Portrait Lighting 101: Quick and Easy Tips for Lighting the Face
When it comes to portraits, there may be nothing quite as crucial to the look and feel of the final frame as the lighting on the face. Good, intentional lighting can make certain features stand out (or disappear), provide shape and contour to the face, and also elevate the mood of the final shot.
The following excerpt from One Face Fifty Ways (out this coming September) by Imogen Dyer and Mark Wilkinson, explores some of the various ways that the face can be lit using natural light.
Republished with permission.
When working with natural light, it is important to take some time to observe what is happening with the light. Ask yourself where the light falls and what shapes and shadows are being made. Find where the light is channeling from, and move the model toward or away from this, to see the difference in how and where the light falls. It is useful to also move around the model to explore different angles and how it alters the light.
For a classically well-lit shot, turn the subject away from the light so the sun is behind the model. This will cast the face into shadow providing an even light across the skin. This is a classic and foolproof way to create a soft and well-lit portrait.
However, to add more character and shape to a shot, it is good to start experimenting with shadow. By adding shadow to the side of a model’s face, you will create an enhanced feeling of depth, and it will also add to a more realistic depiction of shape and contour.
When working with a model, try to make sure that light is hitting the eyes.

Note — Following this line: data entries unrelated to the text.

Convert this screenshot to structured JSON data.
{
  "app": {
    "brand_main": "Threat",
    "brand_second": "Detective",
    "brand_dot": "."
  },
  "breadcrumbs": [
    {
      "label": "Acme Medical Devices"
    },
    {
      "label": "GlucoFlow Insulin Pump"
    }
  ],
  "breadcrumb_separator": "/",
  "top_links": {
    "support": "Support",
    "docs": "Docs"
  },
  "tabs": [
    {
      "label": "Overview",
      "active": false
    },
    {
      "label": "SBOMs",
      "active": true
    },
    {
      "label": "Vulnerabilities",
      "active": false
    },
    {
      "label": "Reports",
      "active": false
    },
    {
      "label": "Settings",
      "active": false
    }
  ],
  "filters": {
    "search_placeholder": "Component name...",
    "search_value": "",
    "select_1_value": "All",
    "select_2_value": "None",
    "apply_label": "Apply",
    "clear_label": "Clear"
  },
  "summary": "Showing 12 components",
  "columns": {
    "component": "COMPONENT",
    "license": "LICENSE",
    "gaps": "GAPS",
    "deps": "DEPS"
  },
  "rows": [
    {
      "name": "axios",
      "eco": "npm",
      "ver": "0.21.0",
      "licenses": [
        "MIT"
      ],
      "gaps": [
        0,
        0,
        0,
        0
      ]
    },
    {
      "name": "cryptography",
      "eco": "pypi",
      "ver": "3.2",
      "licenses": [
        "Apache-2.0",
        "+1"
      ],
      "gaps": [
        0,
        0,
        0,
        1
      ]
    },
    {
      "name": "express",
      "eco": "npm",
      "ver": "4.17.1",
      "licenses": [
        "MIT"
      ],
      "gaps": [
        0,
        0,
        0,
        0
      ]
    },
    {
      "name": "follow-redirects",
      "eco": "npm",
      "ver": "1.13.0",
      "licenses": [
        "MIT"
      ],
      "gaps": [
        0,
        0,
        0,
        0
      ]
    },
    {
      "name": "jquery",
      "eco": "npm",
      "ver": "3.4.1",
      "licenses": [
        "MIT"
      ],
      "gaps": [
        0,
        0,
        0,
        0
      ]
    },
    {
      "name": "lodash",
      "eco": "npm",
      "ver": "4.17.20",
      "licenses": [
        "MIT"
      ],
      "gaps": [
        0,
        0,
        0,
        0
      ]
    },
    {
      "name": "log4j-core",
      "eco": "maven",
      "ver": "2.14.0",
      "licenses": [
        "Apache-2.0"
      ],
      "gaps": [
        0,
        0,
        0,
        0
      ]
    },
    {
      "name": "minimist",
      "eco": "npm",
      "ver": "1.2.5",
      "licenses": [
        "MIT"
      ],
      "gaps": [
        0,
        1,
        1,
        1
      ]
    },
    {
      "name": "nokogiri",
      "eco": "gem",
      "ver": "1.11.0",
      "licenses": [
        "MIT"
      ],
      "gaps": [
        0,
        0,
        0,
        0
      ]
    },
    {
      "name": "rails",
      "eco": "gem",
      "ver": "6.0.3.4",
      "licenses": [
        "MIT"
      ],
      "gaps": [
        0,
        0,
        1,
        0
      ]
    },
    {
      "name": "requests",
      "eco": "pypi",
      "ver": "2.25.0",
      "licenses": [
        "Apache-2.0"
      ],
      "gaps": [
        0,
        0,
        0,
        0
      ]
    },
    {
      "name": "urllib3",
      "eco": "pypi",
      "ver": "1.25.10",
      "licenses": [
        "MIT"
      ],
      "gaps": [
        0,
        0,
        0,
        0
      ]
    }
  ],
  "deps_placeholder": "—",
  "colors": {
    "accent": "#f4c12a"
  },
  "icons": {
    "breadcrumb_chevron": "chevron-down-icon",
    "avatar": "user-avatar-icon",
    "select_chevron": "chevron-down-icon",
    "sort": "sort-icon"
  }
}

This will ensure that the model has a sparkle in their eye (called a catchlight) that will help draw the viewer into the picture and create a more immediate and impactful relationship. When working in natural settings, try to make sure there is something bright around, for example glass or a mirror, as this will reflect the light back into the model’s eyes.
Top tip! A reflector is a really useful tool to help create beautiful lighting on a model’s face. The reflector bounces light back up at the model, getting rid of any shadow. By using a reflector you are less likely to get the same contour and shape as when playing effectively with light and shadow, however it does provide a quick fix to create a well-lit portrait.
Imogen Dyer is the founder of Weekly Imogen, a YouTube channel where she presents informative and entertaining videos and provides tips on how to work effectively with a model.